“When Ally’s up we’re all up, and when she’s down, so are we,” said Vickee Jenkins of her daughter Ally, 15, who is recuperating from double-lung transplant surgery. “We’re literally just taking it hour by hour; it’s our new normal.”
Last weekend the Oakley family’s new normal got a bump up when they brought Ally home following a nearly three-month stay at UCSF Medical Center, where she was diagnosed with pulmonary hypertension in July. The incurable condition, which hinders the flow of blood from the heart to the lungs, required a double lung transplant, which she received from a donor in August.
And when the Freedom High School freshman arrived home, she was greeted not only by friends and family, but by another present – this one straight out of an episode of “Extreme Home Makeover.”
Thanks to the efforts of a generous community, the Jenkins home had been refurbished from top to bottom, including a new roof and landscaped yard, fresh paint inside and out, as well as new appliances, countertops, bathrooms, windows and doors, all donated by volunteers who had given of their time, supplies and labor to create a fresh start for the Jenkins family.
“We’re all completely overwhelmed by all this,” said Vickee. “Not just the house, but the outpouring of love and support we have had. It’s very difficult to put into words. We’re just so grateful.”
And as for Ally, she’s just happy to be home, especially now that her new room has been made over in teal and black zebra décor. “It’s what I’ve always wanted,” she said.
“It feels so good to be home,” she said. “I love being here after living in the city for so long. Going for walks, sleeping in my bed. I like it a lot.”
The plot for the home makeover was hatched months ago, following a conversation between Vickee and a friend regarding Ally’s upcoming surgery.
“It was right after we had finished meeting with the transplant doctors where they were telling us about what to expect, and they were going down a list of things that Ally couldn’t tolerate and one of those things was mold,” said Vickee. “And I started freaking out because I had a guest bathroom with a lot of mold. So later I called a friend of mine whose husband is in the business, and asked if he could give us a quote on what it would take to fix the mold, and it snowballed from there.”

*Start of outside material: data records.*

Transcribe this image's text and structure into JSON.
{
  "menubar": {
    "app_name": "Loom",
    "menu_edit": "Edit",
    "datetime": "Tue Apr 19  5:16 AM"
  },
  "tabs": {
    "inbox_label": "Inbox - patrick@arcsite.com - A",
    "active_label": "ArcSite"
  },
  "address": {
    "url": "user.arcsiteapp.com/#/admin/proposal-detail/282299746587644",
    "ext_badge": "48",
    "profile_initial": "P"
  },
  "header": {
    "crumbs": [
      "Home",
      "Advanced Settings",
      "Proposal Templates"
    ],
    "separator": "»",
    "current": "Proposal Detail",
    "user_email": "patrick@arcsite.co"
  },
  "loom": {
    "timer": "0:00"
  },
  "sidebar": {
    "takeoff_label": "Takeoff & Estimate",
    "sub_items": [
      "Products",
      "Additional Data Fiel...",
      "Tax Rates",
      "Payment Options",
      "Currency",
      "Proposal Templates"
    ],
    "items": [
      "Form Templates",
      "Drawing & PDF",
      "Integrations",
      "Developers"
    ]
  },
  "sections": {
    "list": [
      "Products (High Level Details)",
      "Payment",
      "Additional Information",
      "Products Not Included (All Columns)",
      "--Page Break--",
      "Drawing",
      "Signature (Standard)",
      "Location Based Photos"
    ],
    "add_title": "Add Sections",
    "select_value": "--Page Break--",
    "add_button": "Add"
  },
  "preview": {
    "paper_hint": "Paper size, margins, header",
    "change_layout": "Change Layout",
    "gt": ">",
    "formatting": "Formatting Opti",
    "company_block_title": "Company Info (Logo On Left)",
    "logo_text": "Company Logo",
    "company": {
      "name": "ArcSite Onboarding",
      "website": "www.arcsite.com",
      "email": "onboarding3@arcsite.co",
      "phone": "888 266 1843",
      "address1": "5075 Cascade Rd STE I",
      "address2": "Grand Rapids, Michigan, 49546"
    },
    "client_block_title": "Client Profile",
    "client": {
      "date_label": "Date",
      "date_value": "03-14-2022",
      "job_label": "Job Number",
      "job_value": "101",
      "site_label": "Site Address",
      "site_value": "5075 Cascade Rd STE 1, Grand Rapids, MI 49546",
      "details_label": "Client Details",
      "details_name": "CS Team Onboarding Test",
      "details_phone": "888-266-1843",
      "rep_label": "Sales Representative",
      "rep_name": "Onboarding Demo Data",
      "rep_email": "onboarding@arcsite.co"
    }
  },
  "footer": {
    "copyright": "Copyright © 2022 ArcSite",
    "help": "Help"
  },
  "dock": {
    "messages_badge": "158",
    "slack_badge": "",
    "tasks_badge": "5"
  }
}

More like an avalanche. Dozens of volunteers with myriad talents and connections came in and out of the house over the course of the next few months, making the improvements and fine-tuning the details right up until the day the family came home.
“Oakley’s a little community but they all came together on this,” said Jim D’Amico, owner of Black Bear Diner and one of the contributors to the Jenkins makeover project. “There were so many people involved I couldn’t possibly name them all, but everyone did their part.”
And for now, the Jenkinses are doing their part, working on relaxing and being together. Vickee said that Ally is sleeping well and adjusting to her regime of medications. She added that Ally would begin catching up on her schoolwork through Independence High later this month, and hopes to be back on campus at Freedom High by the first of the year.
“Ally is a burst of energy,” said Vickee. “She tires easily but when she’s awake, she’s full out. I look at her and I still can’t believe it. I can still see her on life support in the hospital and now she’s home jogging. It’s all so amazing.”
And life changing. With a new awareness, appreciation and gratitude to the 12-year-old girl whose lungs Ally received and the new life she’s been given, Vickee said the family has a new cause: organ donation.
“When Ally was in the hospital she asked her doctor that if something happened to her could she donate her lungs,” said Vickee. “And the doctor looked right at her and said that by the time she died she would be a little old lady and her lungs would be too old.
“But she (Ally) has thought a lot about why this has happened to her, and we all want to encourage and bring awareness to how important it is to be a donor. The ending of our story would not have been so happy without the gift of a donor. It wouldn’t have been the same at all.”
For more information on organ donation, visit www.donatelifecalifornia.org.